There are a few smells in life that will pull in a person in from the back yard or rouse someone out of bed in the morning. Chocolate chip cookies in the oven. Marinara sauce simmering on the stove. Coffee brewing, or even better, a cup of coffee placed under your nose when you’re barely awake.
And one of these smells is that of bacon cooking. I remember waking up on Sunday morning when I was a small girl to the smell of Mom cooking bacon in the kitchen. Mom didn’t cook breakfast for us that often since she worked almost every day at the bakery. So Sunday morning bacon smells were special.
Bill said his mother made his father breakfast every day of their married life. And every day that breakfast consisted of bacon, eggs, and white toast. Rex probably was used to that from growing up on the North Carolina farm, although my guess is the white toast was biscuits when he was a child, North Carolina and all.
When Mom made bacon, she laid the slices of smoked meat in a skillet, let them cook a bit, turned them over, let them cook a bit, and then repeated until the bacon was cooked through and crispy. She laid them perfectly straight and in a row in a skillet.
All of her kids thought everything that Mom did in the kitchen was perfect, so it was with great surprise the first time I saw my brother cook bacon as an adult. Rather than laying it carefully in the skillet as I did in imitation of Mom, he simply tossed the entire pound of bacon in the skillet until it began to cook. At that point he separated the slices and continued cooking. Heresy. He’s lucky Mom always liked him best.
The first time I cooked breakfast for my mother-in-law Wilma, she watched carefully as I broke some eggs into a bowl. Before I could add any liquid, she casually asked, “Do you use water or milk for your scrambled eggs?”
Gulp. “Water?” I asked more than said. Ding ding ding. It was the right answer. Dodged that bullet.

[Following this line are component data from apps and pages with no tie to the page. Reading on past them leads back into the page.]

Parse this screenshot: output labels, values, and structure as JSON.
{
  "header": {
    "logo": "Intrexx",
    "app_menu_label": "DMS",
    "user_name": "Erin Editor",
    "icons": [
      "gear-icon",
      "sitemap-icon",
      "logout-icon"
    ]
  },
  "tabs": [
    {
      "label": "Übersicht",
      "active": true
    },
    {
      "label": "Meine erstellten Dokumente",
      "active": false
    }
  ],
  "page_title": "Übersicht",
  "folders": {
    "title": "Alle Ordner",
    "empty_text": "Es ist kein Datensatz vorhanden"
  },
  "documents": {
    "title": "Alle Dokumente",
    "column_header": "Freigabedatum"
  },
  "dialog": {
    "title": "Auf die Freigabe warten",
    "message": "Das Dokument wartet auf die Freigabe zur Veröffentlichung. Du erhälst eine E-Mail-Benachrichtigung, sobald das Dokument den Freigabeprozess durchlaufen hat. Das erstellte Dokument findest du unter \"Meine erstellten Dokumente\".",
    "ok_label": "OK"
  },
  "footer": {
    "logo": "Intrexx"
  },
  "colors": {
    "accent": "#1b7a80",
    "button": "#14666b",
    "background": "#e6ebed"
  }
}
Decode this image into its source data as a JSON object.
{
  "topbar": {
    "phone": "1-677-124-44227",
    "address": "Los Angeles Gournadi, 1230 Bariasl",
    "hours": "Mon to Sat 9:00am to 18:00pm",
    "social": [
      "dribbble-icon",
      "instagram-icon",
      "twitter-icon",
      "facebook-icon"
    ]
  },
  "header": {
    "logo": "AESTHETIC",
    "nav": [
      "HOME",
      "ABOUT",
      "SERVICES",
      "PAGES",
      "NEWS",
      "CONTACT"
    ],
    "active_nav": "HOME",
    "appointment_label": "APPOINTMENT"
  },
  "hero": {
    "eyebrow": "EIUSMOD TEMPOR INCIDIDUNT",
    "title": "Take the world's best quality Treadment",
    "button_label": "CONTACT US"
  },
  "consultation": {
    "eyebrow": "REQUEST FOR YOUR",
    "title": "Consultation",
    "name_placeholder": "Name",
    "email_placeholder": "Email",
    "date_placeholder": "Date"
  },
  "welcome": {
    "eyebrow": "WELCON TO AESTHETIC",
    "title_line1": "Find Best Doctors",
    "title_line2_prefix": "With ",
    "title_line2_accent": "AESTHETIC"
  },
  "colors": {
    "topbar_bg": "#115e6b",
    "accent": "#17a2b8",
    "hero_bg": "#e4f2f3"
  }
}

When I first met Wilma, she cooked her bacon in a skillet like my mom. In her later years, however, she would cut each slice of bacon in half and place them on a paper towel; she would then cover the bacon with another paper towel and cook them in the microwave. The bacon always turned out perfectly.
My daughter-in-law Jll does the same thing. She always (or at least always when I’m there) cooks her bacon in the microwave and it always turns out perfectly. I have tried it my friends. It is safe to say that it has never – NEVER – turned out even close to right. Here’s what happens every single time: I lay the bacon on the paper towel and cover it with another paper towel. I set the timer for the correct amount of time (there is a formula for how many minutes to cook based on how many slices you’re cooking). I check the bacon and it is limp and undercooked. I cook it for another minute. I check it and it is undercooked. I cook it for another minute. I check it and it is undercooked. I cook it for another minute. I check it and it has disintegrated into a dust that formerly was known as bacon. Sigh.
So I continue to cut my bacon in half in imitation of Wilma and cook my bacon in a skillet in imitation of my mother.
Bill and I enjoy the bacon as part of our breakfast. And here’s my dirty little secret: One of my favorite ways to eat bacon is on buttered white toast. There’s something about the butter mixed with the bacon grease that is just good, if it isn’t healthy.
And, also like my mother, I cook my eggs in the bacon grease, breaking the yolk on one for Bill…..
And, while I’m not a huge breakfast eater, there is hardly anything better than bacon and eggs and white toast, just like Bill’s father ate every morning of his married life.